**PROBLEM TO WORK ON:** The answer is every line in the data below that contains the word "THÔNG".

**RECORDED DATA:**
▬▬▬

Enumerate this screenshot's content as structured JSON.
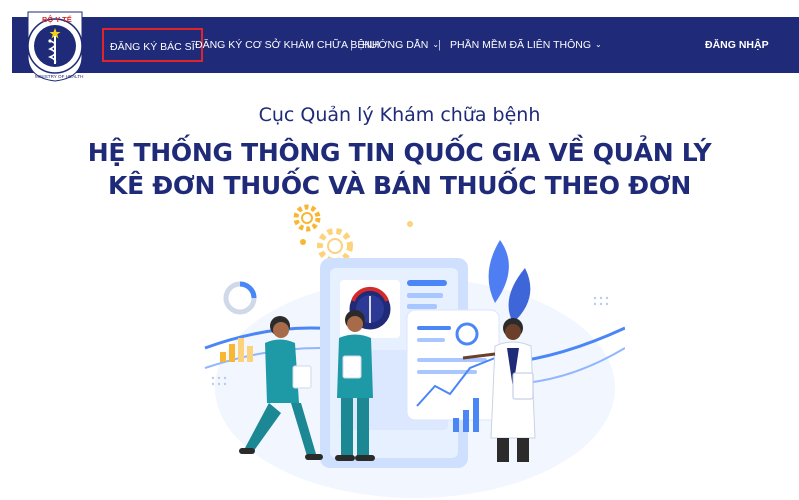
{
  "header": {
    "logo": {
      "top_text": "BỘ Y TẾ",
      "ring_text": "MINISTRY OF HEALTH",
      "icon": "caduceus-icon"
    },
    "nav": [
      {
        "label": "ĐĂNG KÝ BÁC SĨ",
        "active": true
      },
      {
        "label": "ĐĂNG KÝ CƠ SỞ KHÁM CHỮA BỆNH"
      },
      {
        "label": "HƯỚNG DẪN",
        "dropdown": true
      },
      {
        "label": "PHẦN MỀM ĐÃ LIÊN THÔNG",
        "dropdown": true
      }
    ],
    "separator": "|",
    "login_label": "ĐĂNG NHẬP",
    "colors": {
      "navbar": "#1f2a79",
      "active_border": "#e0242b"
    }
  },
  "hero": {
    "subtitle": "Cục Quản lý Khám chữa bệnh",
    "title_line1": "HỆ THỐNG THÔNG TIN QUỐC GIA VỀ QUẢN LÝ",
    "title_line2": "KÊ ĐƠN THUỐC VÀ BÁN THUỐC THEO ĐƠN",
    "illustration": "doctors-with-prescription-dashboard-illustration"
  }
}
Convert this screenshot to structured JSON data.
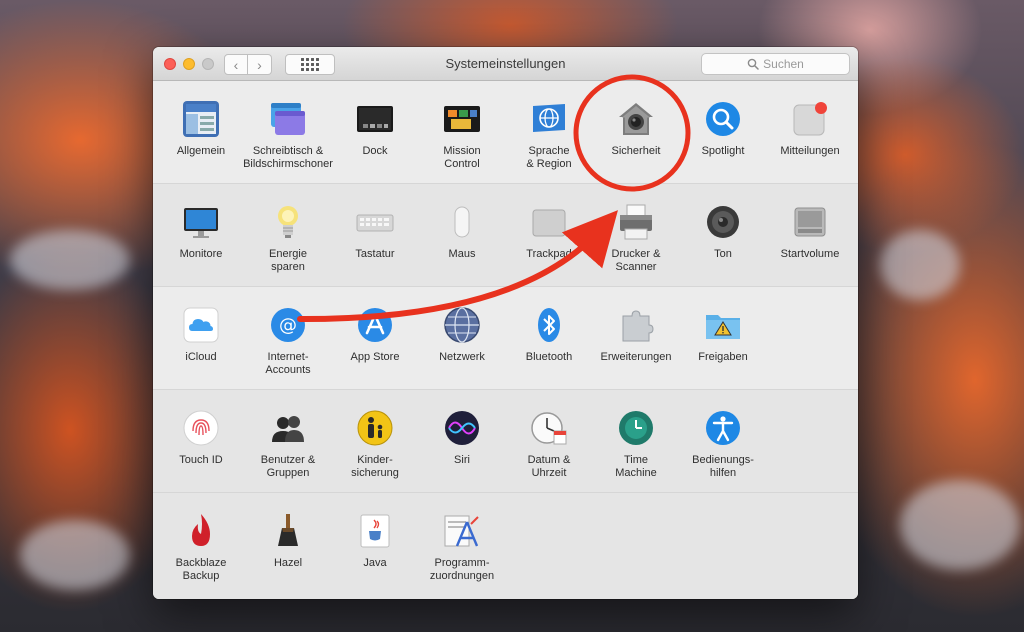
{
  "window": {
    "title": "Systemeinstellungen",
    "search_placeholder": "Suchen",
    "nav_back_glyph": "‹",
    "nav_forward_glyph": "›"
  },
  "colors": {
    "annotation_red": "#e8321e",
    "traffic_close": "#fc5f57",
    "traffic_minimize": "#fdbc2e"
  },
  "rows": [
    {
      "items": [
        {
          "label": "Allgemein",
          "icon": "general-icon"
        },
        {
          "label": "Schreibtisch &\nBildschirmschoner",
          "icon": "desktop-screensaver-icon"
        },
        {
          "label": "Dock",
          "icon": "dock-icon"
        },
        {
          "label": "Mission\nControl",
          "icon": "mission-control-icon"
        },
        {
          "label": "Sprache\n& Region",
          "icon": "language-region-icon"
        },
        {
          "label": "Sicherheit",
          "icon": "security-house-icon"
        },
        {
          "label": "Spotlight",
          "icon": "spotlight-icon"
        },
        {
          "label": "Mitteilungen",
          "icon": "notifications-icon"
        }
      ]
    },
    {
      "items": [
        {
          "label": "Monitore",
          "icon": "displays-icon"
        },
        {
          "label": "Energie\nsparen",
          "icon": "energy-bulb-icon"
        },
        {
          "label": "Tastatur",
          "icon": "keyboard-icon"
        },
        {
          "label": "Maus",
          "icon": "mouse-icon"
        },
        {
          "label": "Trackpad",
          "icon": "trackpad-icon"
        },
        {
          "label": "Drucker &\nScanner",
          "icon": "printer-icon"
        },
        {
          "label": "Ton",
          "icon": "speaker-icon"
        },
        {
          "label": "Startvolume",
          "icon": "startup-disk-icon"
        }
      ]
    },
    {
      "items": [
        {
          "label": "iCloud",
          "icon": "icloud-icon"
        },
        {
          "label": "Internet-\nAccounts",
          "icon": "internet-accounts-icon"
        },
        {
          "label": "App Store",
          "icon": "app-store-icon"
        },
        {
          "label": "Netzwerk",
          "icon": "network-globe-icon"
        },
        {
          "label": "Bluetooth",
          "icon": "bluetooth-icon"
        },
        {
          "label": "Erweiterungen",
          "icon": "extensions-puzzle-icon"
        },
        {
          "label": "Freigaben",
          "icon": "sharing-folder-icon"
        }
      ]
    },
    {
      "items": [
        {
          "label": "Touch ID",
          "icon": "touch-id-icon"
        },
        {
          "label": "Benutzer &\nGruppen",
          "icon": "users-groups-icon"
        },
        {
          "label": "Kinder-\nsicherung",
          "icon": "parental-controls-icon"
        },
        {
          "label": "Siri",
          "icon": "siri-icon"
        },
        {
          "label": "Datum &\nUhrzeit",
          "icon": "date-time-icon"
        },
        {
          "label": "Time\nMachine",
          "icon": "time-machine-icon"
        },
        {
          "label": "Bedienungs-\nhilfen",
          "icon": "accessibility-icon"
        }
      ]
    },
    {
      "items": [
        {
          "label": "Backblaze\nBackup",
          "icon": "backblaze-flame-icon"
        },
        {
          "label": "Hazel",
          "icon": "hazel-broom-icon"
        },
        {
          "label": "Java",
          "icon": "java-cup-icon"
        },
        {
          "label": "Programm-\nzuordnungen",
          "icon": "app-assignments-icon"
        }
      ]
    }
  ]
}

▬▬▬

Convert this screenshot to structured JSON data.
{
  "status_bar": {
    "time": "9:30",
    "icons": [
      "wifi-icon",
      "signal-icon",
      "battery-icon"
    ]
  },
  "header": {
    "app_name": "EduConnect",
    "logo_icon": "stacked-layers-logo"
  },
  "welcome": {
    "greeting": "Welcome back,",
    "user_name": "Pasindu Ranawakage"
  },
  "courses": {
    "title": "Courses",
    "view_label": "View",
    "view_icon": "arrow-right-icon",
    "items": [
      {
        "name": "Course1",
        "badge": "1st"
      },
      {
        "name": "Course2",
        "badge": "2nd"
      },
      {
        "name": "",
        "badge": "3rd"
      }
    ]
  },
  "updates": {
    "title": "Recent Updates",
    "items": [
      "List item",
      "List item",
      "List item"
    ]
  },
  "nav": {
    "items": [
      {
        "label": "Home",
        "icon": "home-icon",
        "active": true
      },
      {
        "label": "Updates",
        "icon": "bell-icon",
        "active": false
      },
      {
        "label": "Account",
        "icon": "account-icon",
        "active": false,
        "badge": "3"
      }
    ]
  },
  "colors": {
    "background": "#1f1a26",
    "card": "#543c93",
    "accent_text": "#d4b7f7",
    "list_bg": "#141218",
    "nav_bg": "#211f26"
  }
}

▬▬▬

**RESULT FOR THIS EXERCISE:**
        "label": "PHẦN MỀM ĐÃ LIÊN THÔNG",
    "title_line1": "HỆ THỐNG THÔNG TIN QUỐC GIA VỀ QUẢN LÝ",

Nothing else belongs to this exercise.